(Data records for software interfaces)
^^^^^^^^^^^^^^^^
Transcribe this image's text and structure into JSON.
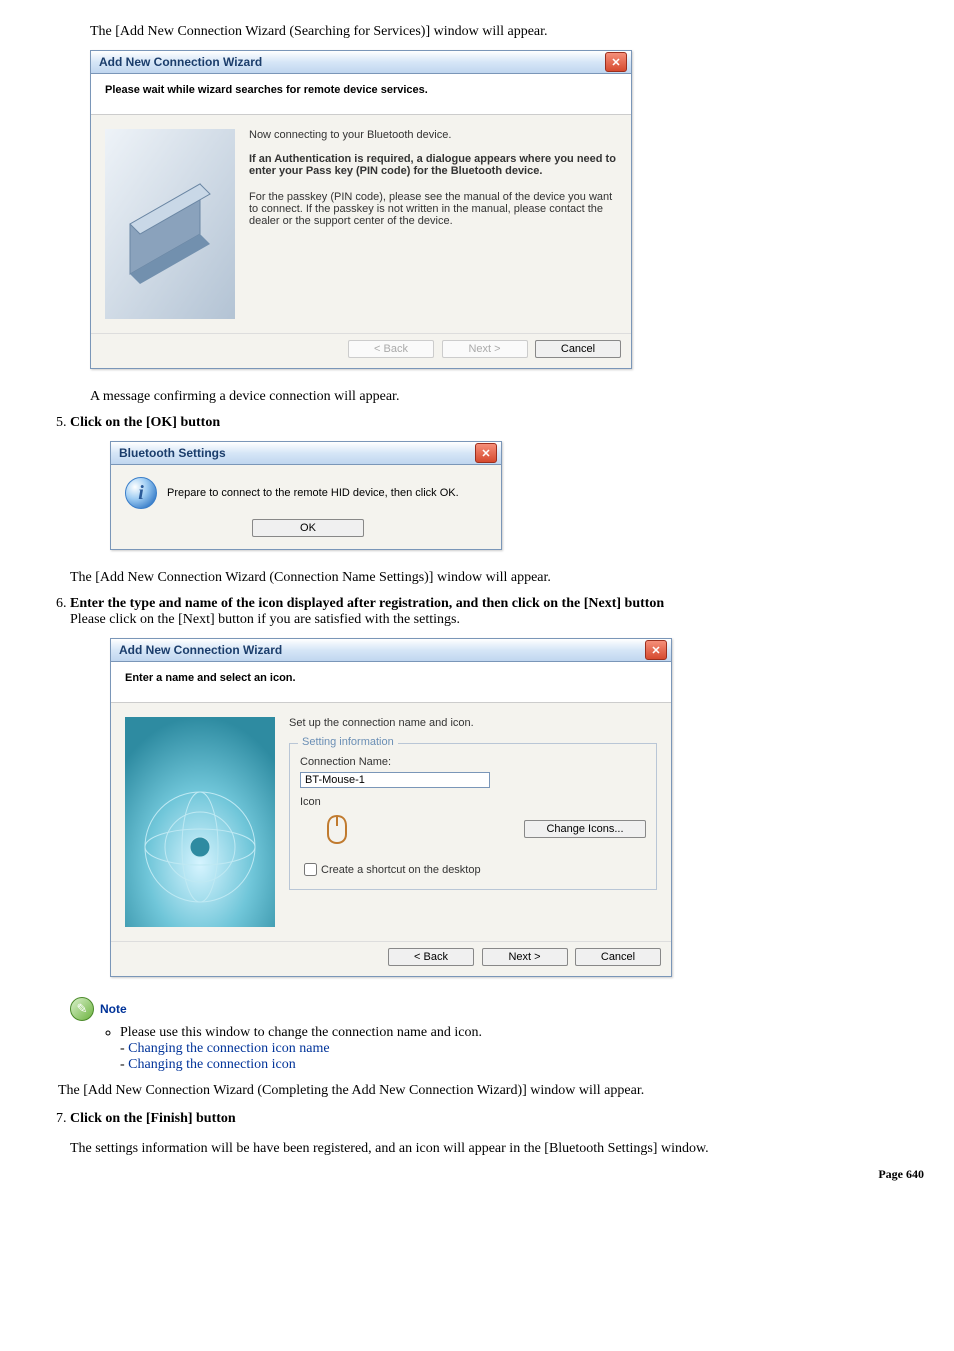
{
  "intro_text": "The [Add New Connection Wizard (Searching for Services)] window will appear.",
  "wizard1": {
    "title": "Add New Connection Wizard",
    "header": "Please wait while wizard searches for remote device services.",
    "line1": "Now connecting to your Bluetooth device.",
    "bold_block": "If an Authentication is required, a dialogue appears where you need to enter your Pass key (PIN code) for the Bluetooth device.",
    "line2": "For the passkey (PIN code), please see the manual of the device you want to connect. If the passkey is not written in the manual, please contact the dealer or the support center of the device.",
    "back": "< Back",
    "next": "Next >",
    "cancel": "Cancel"
  },
  "after_wizard1": "A message confirming a device connection will appear.",
  "step5": {
    "label": "Click on the [OK] button"
  },
  "msgbox": {
    "title": "Bluetooth Settings",
    "text": "Prepare to connect to the remote HID device, then click OK.",
    "ok": "OK"
  },
  "after_msgbox": "The [Add New Connection Wizard (Connection Name Settings)] window will appear.",
  "step6": {
    "label": "Enter the type and name of the icon displayed after registration, and then click on the [Next] button",
    "detail": "Please click on the [Next] button if you are satisfied with the settings."
  },
  "wizard2": {
    "title": "Add New Connection Wizard",
    "header": "Enter a name and select an icon.",
    "intro": "Set up the connection name and icon.",
    "legend": "Setting information",
    "conn_label": "Connection Name:",
    "conn_value": "BT-Mouse-1",
    "icon_label": "Icon",
    "change_icons": "Change Icons...",
    "checkbox_label": "Create a shortcut on the desktop",
    "back": "< Back",
    "next": "Next >",
    "cancel": "Cancel"
  },
  "note": {
    "label": "Note",
    "bullet_intro": "Please use this window to change the connection name and icon.",
    "link1_prefix": "- ",
    "link1": "Changing the connection icon name",
    "link2_prefix": "- ",
    "link2": "Changing the connection icon"
  },
  "after_note": "The [Add New Connection Wizard (Completing the Add New Connection Wizard)] window will appear.",
  "step7": {
    "label": "Click on the [Finish] button",
    "detail": "The settings information will be have been registered, and an icon will appear in the [Bluetooth Settings] window."
  },
  "page_footer": "Page 640"
}
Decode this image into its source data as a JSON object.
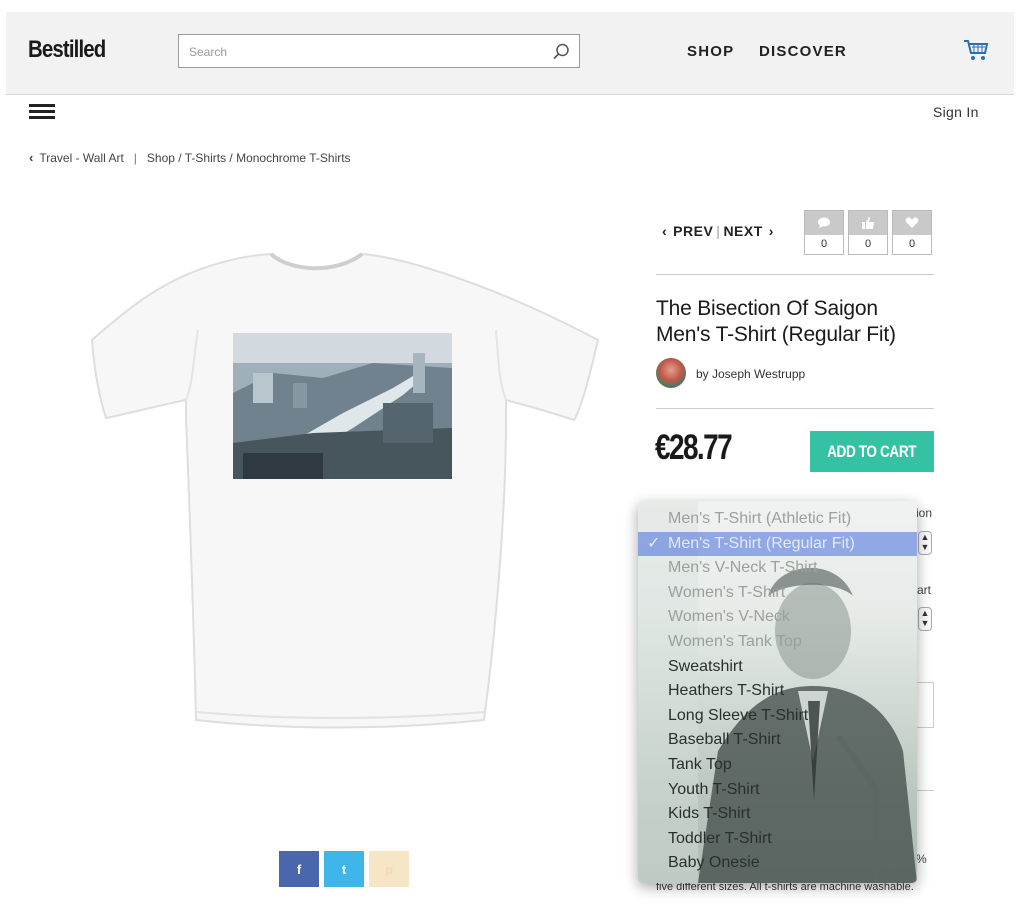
{
  "header": {
    "logo": "Bestilled",
    "search_placeholder": "Search",
    "nav": {
      "shop": "SHOP",
      "discover": "DISCOVER"
    }
  },
  "subheader": {
    "signin": "Sign In"
  },
  "breadcrumb": {
    "back_label": "Travel - Wall Art",
    "separator": "|",
    "path": "Shop / T-Shirts / Monochrome T-Shirts"
  },
  "product": {
    "prev_label": "PREV",
    "next_label": "NEXT",
    "pipe": "|",
    "stats": {
      "comments": "0",
      "likes": "0",
      "favorites": "0"
    },
    "title_line1": "The Bisection Of Saigon",
    "title_line2": "Men's T-Shirt (Regular Fit)",
    "byline": "by Joseph Westrupp",
    "price": "€28.77",
    "add_to_cart": "ADD TO CART",
    "description": "five different sizes.   All t-shirts are machine washable."
  },
  "hidden_fragments": {
    "frag1": "ion",
    "frag2": "art",
    "frag3": "%"
  },
  "dropdown": {
    "check": "✓",
    "selected_index": 1,
    "options": [
      "Men's T-Shirt (Athletic Fit)",
      "Men's T-Shirt (Regular Fit)",
      "Men's V-Neck T-Shirt",
      "Women's T-Shirt",
      "Women's V-Neck",
      "Women's Tank Top",
      "Sweatshirt",
      "Heathers T-Shirt",
      "Long Sleeve T-Shirt",
      "Baseball T-Shirt",
      "Tank Top",
      "Youth T-Shirt",
      "Kids T-Shirt",
      "Toddler T-Shirt",
      "Baby Onesie"
    ]
  },
  "share": {
    "facebook": "f",
    "twitter": "t",
    "pinterest": "p"
  },
  "colors": {
    "accent": "#35c2a4",
    "facebook": "#4a67ae",
    "twitter": "#3fb6e9",
    "pinterest": "#f6e6c6"
  }
}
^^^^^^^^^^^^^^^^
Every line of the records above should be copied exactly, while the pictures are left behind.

Transcribe this image's text and structure into JSON.
{
  "intro_text": "The [Add New Connection Wizard (Searching for Services)] window will appear.",
  "wizard1": {
    "title": "Add New Connection Wizard",
    "header": "Please wait while wizard searches for remote device services.",
    "line1": "Now connecting to your Bluetooth device.",
    "bold_block": "If an Authentication is required, a dialogue appears where you need to enter your Pass key (PIN code) for the Bluetooth device.",
    "line2": "For the passkey (PIN code), please see the manual of the device you want to connect. If the passkey is not written in the manual, please contact the dealer or the support center of the device.",
    "back": "< Back",
    "next": "Next >",
    "cancel": "Cancel"
  },
  "after_wizard1": "A message confirming a device connection will appear.",
  "step5": {
    "label": "Click on the [OK] button"
  },
  "msgbox": {
    "title": "Bluetooth Settings",
    "text": "Prepare to connect to the remote HID device, then click OK.",
    "ok": "OK"
  },
  "after_msgbox": "The [Add New Connection Wizard (Connection Name Settings)] window will appear.",
  "step6": {
    "label": "Enter the type and name of the icon displayed after registration, and then click on the [Next] button",
    "detail": "Please click on the [Next] button if you are satisfied with the settings."
  },
  "wizard2": {
    "title": "Add New Connection Wizard",
    "header": "Enter a name and select an icon.",
    "intro": "Set up the connection name and icon.",
    "legend": "Setting information",
    "conn_label": "Connection Name:",
    "conn_value": "BT-Mouse-1",
    "icon_label": "Icon",
    "change_icons": "Change Icons...",
    "checkbox_label": "Create a shortcut on the desktop",
    "back": "< Back",
    "next": "Next >",
    "cancel": "Cancel"
  },
  "note": {
    "label": "Note",
    "bullet_intro": "Please use this window to change the connection name and icon.",
    "link1_prefix": "- ",
    "link1": "Changing the connection icon name",
    "link2_prefix": "- ",
    "link2": "Changing the connection icon"
  },
  "after_note": "The [Add New Connection Wizard (Completing the Add New Connection Wizard)] window will appear.",
  "step7": {
    "label": "Click on the [Finish] button",
    "detail": "The settings information will be have been registered, and an icon will appear in the [Bluetooth Settings] window."
  },
  "page_footer": "Page 640"
}
Decode this image into its source data as a JSON object.
{
  "header": {
    "logo": "Bestilled",
    "search_placeholder": "Search",
    "nav": {
      "shop": "SHOP",
      "discover": "DISCOVER"
    }
  },
  "subheader": {
    "signin": "Sign In"
  },
  "breadcrumb": {
    "back_label": "Travel - Wall Art",
    "separator": "|",
    "path": "Shop / T-Shirts / Monochrome T-Shirts"
  },
  "product": {
    "prev_label": "PREV",
    "next_label": "NEXT",
    "pipe": "|",
    "stats": {
      "comments": "0",
      "likes": "0",
      "favorites": "0"
    },
    "title_line1": "The Bisection Of Saigon",
    "title_line2": "Men's T-Shirt (Regular Fit)",
    "byline": "by Joseph Westrupp",
    "price": "€28.77",
    "add_to_cart": "ADD TO CART",
    "description": "five different sizes.   All t-shirts are machine washable."
  },
  "hidden_fragments": {
    "frag1": "ion",
    "frag2": "art",
    "frag3": "%"
  },
  "dropdown": {
    "check": "✓",
    "selected_index": 1,
    "options": [
      "Men's T-Shirt (Athletic Fit)",
      "Men's T-Shirt (Regular Fit)",
      "Men's V-Neck T-Shirt",
      "Women's T-Shirt",
      "Women's V-Neck",
      "Women's Tank Top",
      "Sweatshirt",
      "Heathers T-Shirt",
      "Long Sleeve T-Shirt",
      "Baseball T-Shirt",
      "Tank Top",
      "Youth T-Shirt",
      "Kids T-Shirt",
      "Toddler T-Shirt",
      "Baby Onesie"
    ]
  },
  "share": {
    "facebook": "f",
    "twitter": "t",
    "pinterest": "p"
  },
  "colors": {
    "accent": "#35c2a4",
    "facebook": "#4a67ae",
    "twitter": "#3fb6e9",
    "pinterest": "#f6e6c6"
  }
}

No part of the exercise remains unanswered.